All entries must be given again in full, exactly as they were supplied.

+++ Data excerpts +++

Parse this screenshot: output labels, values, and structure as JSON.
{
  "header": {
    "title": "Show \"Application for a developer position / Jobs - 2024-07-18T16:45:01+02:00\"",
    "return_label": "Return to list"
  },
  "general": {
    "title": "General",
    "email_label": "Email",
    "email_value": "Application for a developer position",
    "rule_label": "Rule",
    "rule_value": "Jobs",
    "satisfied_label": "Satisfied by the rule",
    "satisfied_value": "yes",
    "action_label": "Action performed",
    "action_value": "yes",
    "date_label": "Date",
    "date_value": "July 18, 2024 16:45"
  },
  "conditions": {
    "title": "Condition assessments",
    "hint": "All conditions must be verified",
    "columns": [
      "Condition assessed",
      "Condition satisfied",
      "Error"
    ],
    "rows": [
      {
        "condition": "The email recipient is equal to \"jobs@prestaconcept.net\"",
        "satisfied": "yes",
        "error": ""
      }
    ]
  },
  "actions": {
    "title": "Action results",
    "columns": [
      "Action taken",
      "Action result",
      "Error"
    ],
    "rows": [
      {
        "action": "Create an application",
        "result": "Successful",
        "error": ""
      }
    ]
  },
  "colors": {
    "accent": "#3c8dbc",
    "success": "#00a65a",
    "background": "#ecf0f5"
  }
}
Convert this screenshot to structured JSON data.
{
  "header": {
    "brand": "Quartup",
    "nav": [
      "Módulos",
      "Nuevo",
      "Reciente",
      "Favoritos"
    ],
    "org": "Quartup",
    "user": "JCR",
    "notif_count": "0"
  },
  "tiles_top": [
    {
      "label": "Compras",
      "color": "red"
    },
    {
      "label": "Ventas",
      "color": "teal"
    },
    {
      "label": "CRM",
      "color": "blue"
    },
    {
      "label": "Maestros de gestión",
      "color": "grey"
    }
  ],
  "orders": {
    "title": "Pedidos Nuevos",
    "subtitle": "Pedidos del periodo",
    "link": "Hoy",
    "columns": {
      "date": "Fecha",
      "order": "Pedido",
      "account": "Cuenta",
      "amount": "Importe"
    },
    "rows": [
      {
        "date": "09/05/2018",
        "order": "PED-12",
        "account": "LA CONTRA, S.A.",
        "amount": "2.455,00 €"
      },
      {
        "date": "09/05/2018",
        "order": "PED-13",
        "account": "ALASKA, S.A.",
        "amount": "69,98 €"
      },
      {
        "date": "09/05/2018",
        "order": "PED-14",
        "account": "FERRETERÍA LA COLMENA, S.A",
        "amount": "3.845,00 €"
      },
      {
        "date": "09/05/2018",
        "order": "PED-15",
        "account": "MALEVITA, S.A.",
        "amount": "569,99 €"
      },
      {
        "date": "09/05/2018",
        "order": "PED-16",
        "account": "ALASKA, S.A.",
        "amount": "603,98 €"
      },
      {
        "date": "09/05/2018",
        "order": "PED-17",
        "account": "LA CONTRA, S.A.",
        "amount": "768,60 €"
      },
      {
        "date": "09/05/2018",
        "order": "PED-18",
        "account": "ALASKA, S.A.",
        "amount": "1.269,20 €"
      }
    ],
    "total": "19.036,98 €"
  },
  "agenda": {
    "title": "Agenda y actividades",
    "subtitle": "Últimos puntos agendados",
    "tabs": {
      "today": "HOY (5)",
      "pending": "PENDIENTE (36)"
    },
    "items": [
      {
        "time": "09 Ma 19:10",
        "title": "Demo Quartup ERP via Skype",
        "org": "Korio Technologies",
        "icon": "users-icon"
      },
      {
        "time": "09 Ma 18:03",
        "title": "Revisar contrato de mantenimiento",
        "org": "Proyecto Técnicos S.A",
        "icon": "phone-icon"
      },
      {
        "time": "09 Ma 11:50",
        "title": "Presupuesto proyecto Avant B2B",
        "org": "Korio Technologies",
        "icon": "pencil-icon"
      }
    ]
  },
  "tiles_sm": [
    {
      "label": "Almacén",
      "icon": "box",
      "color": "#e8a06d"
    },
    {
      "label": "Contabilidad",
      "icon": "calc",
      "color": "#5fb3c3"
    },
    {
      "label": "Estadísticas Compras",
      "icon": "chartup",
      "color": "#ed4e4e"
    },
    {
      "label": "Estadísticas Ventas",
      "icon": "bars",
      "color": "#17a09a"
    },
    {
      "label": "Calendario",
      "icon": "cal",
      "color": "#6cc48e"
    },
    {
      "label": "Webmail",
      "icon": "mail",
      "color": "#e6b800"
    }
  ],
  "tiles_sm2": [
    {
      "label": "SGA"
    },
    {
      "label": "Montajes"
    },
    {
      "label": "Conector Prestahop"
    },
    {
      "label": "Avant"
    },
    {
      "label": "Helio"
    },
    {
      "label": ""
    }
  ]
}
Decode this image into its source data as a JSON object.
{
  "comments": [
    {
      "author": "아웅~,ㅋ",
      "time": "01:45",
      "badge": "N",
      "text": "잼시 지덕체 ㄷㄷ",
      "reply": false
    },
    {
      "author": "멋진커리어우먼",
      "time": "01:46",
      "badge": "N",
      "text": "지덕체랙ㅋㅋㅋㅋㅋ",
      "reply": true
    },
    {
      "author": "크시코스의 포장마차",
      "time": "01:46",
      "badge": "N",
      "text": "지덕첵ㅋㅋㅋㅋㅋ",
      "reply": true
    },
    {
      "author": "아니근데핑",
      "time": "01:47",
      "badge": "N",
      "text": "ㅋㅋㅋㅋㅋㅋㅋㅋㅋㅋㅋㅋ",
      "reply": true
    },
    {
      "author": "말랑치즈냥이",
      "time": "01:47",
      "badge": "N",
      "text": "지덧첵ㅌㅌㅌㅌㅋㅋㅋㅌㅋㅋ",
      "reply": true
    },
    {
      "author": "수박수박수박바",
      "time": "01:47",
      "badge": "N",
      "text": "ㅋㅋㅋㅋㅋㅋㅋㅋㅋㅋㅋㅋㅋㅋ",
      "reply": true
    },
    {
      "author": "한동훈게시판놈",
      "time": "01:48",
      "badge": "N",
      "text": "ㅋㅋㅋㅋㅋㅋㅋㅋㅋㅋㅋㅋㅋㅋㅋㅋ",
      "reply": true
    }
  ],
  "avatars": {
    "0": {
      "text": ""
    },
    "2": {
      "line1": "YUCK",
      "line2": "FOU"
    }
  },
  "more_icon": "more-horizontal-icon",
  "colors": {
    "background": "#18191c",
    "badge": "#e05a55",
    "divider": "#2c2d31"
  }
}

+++

*Answer to this task*.
Parse this screenshot: output labels, values, and structure as JSON.
{
  "header": {
    "title": "Show \"Application for a developer position / Jobs - 2024-07-18T16:45:01+02:00\"",
    "return_label": "Return to list"
  },
  "general": {
    "title": "General",
    "email_label": "Email",
    "email_value": "Application for a developer position",
    "rule_label": "Rule",
    "rule_value": "Jobs",
    "satisfied_label": "Satisfied by the rule",
    "satisfied_value": "yes",
    "action_label": "Action performed",
    "action_value": "yes",
    "date_label": "Date",
    "date_value": "July 18, 2024 16:45"
  },
  "conditions": {
    "title": "Condition assessments",
    "hint": "All conditions must be verified",
    "columns": [
      "Condition assessed",
      "Condition satisfied",
      "Error"
    ],
    "rows": [
      {
        "condition": "The email recipient is equal to \"jobs@prestaconcept.net\"",
        "satisfied": "yes",
        "error": ""
      }
    ]
  },
  "actions": {
    "title": "Action results",
    "columns": [
      "Action taken",
      "Action result",
      "Error"
    ],
    "rows": [
      {
        "action": "Create an application",
        "result": "Successful",
        "error": ""
      }
    ]
  },
  "colors": {
    "accent": "#3c8dbc",
    "success": "#00a65a",
    "background": "#ecf0f5"
  }
}
Convert this screenshot to structured JSON data.
{
  "header": {
    "brand": "Quartup",
    "nav": [
      "Módulos",
      "Nuevo",
      "Reciente",
      "Favoritos"
    ],
    "org": "Quartup",
    "user": "JCR",
    "notif_count": "0"
  },
  "tiles_top": [
    {
      "label": "Compras",
      "color": "red"
    },
    {
      "label": "Ventas",
      "color": "teal"
    },
    {
      "label": "CRM",
      "color": "blue"
    },
    {
      "label": "Maestros de gestión",
      "color": "grey"
    }
  ],
  "orders": {
    "title": "Pedidos Nuevos",
    "subtitle": "Pedidos del periodo",
    "link": "Hoy",
    "columns": {
      "date": "Fecha",
      "order": "Pedido",
      "account": "Cuenta",
      "amount": "Importe"
    },
    "rows": [
      {
        "date": "09/05/2018",
        "order": "PED-12",
        "account": "LA CONTRA, S.A.",
        "amount": "2.455,00 €"
      },
      {
        "date": "09/05/2018",
        "order": "PED-13",
        "account": "ALASKA, S.A.",
        "amount": "69,98 €"
      },
      {
        "date": "09/05/2018",
        "order": "PED-14",
        "account": "FERRETERÍA LA COLMENA, S.A",
        "amount": "3.845,00 €"
      },
      {
        "date": "09/05/2018",
        "order": "PED-15",
        "account": "MALEVITA, S.A.",
        "amount": "569,99 €"
      },
      {
        "date": "09/05/2018",
        "order": "PED-16",
        "account": "ALASKA, S.A.",
        "amount": "603,98 €"
      },
      {
        "date": "09/05/2018",
        "order": "PED-17",
        "account": "LA CONTRA, S.A.",
        "amount": "768,60 €"
      },
      {
        "date": "09/05/2018",
        "order": "PED-18",
        "account": "ALASKA, S.A.",
        "amount": "1.269,20 €"
      }
    ],
    "total": "19.036,98 €"
  },
  "agenda": {
    "title": "Agenda y actividades",
    "subtitle": "Últimos puntos agendados",
    "tabs": {
      "today": "HOY (5)",
      "pending": "PENDIENTE (36)"
    },
    "items": [
      {
        "time": "09 Ma 19:10",
        "title": "Demo Quartup ERP via Skype",
        "org": "Korio Technologies",
        "icon": "users-icon"
      },
      {
        "time": "09 Ma 18:03",
        "title": "Revisar contrato de mantenimiento",
        "org": "Proyecto Técnicos S.A",
        "icon": "phone-icon"
      },
      {
        "time": "09 Ma 11:50",
        "title": "Presupuesto proyecto Avant B2B",
        "org": "Korio Technologies",
        "icon": "pencil-icon"
      }
    ]
  },
  "tiles_sm": [
    {
      "label": "Almacén",
      "icon": "box",
      "color": "#e8a06d"
    },
    {
      "label": "Contabilidad",
      "icon": "calc",
      "color": "#5fb3c3"
    },
    {
      "label": "Estadísticas Compras",
      "icon": "chartup",
      "color": "#ed4e4e"
    },
    {
      "label": "Estadísticas Ventas",
      "icon": "bars",
      "color": "#17a09a"
    },
    {
      "label": "Calendario",
      "icon": "cal",
      "color": "#6cc48e"
    },
    {
      "label": "Webmail",
      "icon": "mail",
      "color": "#e6b800"
    }
  ],
  "tiles_sm2": [
    {
      "label": "SGA"
    },
    {
      "label": "Montajes"
    },
    {
      "label": "Conector Prestahop"
    },
    {
      "label": "Avant"
    },
    {
      "label": "Helio"
    },
    {
      "label": ""
    }
  ]
}
Decode this image into its source data as a JSON object.
{
  "comments": [
    {
      "author": "아웅~,ㅋ",
      "time": "01:45",
      "badge": "N",
      "text": "잼시 지덕체 ㄷㄷ",
      "reply": false
    },
    {
      "author": "멋진커리어우먼",
      "time": "01:46",
      "badge": "N",
      "text": "지덕체랙ㅋㅋㅋㅋㅋ",
      "reply": true
    },
    {
      "author": "크시코스의 포장마차",
      "time": "01:46",
      "badge": "N",
      "text": "지덕첵ㅋㅋㅋㅋㅋ",
      "reply": true
    },
    {
      "author": "아니근데핑",
      "time": "01:47",
      "badge": "N",
      "text": "ㅋㅋㅋㅋㅋㅋㅋㅋㅋㅋㅋㅋ",
      "reply": true
    },
    {
      "author": "말랑치즈냥이",
      "time": "01:47",
      "badge": "N",
      "text": "지덧첵ㅌㅌㅌㅌㅋㅋㅋㅌㅋㅋ",
      "reply": true
    },
    {
      "author": "수박수박수박바",
      "time": "01:47",
      "badge": "N",
      "text": "ㅋㅋㅋㅋㅋㅋㅋㅋㅋㅋㅋㅋㅋㅋ",
      "reply": true
    },
    {
      "author": "한동훈게시판놈",
      "time": "01:48",
      "badge": "N",
      "text": "ㅋㅋㅋㅋㅋㅋㅋㅋㅋㅋㅋㅋㅋㅋㅋㅋ",
      "reply": true
    }
  ],
  "avatars": {
    "0": {
      "text": ""
    },
    "2": {
      "line1": "YUCK",
      "line2": "FOU"
    }
  },
  "more_icon": "more-horizontal-icon",
  "colors": {
    "background": "#18191c",
    "badge": "#e05a55",
    "divider": "#2c2d31"
  }
}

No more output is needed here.